*Task item*. In the data that follows, every line containing the word "Pages" should be returned.

*Data excerpts*.
= Beginning of Section =

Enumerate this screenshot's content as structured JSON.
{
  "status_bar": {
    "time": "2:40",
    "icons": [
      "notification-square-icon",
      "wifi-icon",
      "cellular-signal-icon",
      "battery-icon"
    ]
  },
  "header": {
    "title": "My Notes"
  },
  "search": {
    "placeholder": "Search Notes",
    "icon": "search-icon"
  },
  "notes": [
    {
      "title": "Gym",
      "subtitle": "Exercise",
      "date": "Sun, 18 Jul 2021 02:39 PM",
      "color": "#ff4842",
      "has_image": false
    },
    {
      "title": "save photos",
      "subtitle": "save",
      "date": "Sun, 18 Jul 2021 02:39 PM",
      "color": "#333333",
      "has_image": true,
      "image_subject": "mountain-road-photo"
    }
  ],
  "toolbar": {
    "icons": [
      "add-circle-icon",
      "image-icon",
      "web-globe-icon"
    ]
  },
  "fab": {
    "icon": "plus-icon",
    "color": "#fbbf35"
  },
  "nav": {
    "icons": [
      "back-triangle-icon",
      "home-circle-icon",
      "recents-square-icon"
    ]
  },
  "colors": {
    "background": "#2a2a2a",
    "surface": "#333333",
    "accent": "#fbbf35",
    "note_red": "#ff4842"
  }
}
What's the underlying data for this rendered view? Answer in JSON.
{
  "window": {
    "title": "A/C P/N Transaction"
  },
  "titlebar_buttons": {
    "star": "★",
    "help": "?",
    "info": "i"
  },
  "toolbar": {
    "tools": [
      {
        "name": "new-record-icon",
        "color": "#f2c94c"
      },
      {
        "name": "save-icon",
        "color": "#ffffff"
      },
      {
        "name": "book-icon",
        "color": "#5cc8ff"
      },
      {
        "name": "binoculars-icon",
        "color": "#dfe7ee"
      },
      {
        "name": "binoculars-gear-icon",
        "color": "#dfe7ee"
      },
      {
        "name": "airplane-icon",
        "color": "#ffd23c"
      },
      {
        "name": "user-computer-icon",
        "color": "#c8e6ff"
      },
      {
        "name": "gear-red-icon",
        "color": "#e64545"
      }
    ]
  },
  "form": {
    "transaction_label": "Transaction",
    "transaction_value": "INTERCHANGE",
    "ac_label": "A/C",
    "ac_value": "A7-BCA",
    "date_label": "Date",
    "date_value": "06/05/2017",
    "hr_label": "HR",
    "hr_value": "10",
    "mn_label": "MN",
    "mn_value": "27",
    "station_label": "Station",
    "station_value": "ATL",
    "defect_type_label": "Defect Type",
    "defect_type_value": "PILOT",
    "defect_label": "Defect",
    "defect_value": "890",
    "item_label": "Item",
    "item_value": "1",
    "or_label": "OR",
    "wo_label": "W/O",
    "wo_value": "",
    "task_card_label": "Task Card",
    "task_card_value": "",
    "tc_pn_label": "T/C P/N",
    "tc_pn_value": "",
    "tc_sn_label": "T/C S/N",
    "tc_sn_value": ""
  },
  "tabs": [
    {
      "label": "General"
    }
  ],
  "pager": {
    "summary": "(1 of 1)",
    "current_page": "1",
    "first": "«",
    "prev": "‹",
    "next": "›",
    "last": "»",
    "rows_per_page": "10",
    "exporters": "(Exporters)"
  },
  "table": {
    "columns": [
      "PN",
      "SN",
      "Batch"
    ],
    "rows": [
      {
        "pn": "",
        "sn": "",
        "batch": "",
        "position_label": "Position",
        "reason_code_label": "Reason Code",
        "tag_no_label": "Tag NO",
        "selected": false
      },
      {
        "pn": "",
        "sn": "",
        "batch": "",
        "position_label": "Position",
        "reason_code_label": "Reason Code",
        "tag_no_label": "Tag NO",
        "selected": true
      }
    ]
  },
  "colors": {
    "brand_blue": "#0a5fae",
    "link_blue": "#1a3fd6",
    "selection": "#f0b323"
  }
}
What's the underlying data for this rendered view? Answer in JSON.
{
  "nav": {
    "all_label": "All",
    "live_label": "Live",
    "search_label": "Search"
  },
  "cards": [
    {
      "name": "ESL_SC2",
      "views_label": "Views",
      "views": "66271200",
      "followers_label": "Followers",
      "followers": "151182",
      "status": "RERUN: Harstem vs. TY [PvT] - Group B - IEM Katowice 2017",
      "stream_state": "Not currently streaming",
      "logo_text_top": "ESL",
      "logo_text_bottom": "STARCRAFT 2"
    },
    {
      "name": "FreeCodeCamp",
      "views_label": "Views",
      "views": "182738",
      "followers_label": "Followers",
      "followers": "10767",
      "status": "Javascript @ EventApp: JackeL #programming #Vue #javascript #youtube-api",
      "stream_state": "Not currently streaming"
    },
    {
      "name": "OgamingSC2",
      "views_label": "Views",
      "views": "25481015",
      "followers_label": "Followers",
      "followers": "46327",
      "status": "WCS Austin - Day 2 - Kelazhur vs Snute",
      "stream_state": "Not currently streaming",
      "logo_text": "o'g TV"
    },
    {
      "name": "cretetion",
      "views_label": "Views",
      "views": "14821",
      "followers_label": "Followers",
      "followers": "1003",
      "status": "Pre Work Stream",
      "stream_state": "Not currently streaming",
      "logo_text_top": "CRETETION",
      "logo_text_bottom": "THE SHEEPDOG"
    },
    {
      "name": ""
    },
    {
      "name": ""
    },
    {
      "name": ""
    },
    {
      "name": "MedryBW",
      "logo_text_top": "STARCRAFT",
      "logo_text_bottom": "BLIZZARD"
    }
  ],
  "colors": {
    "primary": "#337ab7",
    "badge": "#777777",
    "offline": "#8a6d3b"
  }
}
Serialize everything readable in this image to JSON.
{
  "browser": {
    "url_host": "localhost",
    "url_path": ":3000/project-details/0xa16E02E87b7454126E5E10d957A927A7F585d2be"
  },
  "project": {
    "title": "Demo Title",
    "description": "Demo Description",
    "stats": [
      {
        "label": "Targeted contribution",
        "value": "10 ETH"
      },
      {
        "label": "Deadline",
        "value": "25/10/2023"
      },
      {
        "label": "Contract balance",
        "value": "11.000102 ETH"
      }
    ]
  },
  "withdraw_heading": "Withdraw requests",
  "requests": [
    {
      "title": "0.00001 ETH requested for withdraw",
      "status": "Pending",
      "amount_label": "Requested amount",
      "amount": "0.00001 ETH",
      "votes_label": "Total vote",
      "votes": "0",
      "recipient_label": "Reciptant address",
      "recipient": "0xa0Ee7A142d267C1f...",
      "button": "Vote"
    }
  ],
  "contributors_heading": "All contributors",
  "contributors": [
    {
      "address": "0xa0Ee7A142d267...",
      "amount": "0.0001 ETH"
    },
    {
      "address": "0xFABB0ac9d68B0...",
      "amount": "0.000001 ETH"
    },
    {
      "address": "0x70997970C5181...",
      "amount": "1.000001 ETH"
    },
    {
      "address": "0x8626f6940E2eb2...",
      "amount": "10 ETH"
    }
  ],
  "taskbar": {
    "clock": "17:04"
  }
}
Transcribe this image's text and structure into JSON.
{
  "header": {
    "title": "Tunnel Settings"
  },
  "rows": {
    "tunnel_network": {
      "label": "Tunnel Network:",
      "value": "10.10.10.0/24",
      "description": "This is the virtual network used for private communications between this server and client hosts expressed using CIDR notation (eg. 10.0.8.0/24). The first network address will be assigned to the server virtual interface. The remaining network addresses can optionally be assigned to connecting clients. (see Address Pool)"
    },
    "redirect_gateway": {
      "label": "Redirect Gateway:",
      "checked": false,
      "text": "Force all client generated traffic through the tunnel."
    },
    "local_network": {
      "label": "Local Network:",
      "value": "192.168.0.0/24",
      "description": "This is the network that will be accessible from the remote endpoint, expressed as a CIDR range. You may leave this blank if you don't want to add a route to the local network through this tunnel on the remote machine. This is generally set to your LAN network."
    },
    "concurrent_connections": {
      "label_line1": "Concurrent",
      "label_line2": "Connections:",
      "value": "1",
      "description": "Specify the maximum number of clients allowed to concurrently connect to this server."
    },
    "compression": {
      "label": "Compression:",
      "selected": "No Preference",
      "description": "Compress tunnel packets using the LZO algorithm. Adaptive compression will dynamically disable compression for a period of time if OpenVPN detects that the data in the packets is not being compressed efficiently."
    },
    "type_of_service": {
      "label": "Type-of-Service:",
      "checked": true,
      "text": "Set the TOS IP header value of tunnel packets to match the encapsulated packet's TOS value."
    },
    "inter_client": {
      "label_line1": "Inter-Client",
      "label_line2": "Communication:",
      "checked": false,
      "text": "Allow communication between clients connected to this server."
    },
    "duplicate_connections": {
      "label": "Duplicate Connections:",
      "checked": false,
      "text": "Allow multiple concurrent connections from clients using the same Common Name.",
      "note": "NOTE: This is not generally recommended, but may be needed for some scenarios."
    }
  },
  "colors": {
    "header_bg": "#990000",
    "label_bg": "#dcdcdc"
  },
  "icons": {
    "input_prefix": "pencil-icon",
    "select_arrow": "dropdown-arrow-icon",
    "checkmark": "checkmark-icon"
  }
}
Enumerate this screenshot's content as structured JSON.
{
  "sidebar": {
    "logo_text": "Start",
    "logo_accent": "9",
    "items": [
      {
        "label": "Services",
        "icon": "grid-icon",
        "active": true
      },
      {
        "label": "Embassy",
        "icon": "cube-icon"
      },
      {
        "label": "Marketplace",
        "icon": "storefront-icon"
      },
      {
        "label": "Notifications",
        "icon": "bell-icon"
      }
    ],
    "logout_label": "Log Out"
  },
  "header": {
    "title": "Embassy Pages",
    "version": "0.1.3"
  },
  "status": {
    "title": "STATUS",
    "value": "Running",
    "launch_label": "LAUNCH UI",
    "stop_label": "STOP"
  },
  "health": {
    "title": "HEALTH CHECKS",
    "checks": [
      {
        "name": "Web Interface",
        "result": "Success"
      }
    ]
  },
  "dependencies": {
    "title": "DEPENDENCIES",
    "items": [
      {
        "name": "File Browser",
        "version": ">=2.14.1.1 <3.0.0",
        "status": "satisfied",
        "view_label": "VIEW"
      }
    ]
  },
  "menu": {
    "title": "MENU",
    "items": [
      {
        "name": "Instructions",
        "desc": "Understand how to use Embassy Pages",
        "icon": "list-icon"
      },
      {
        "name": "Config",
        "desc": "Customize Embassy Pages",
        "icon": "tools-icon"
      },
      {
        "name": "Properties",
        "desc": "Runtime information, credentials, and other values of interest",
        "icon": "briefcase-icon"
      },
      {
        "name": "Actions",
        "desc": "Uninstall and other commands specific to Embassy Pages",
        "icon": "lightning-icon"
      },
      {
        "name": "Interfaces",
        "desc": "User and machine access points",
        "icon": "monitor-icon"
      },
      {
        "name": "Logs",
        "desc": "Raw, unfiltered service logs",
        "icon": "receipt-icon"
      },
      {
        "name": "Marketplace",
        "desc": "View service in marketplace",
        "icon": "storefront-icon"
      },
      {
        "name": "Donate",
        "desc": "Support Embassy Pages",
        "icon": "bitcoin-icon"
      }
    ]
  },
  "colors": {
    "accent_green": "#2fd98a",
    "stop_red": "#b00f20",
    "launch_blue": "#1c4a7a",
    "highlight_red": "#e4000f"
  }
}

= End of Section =

*Exercise answer*.
    "title": "Embassy Pages",
        "desc": "Understand how to use Embassy Pages",
        "desc": "Customize Embassy Pages",
        "desc": "Uninstall and other commands specific to Embassy Pages",
        "desc": "Support Embassy Pages",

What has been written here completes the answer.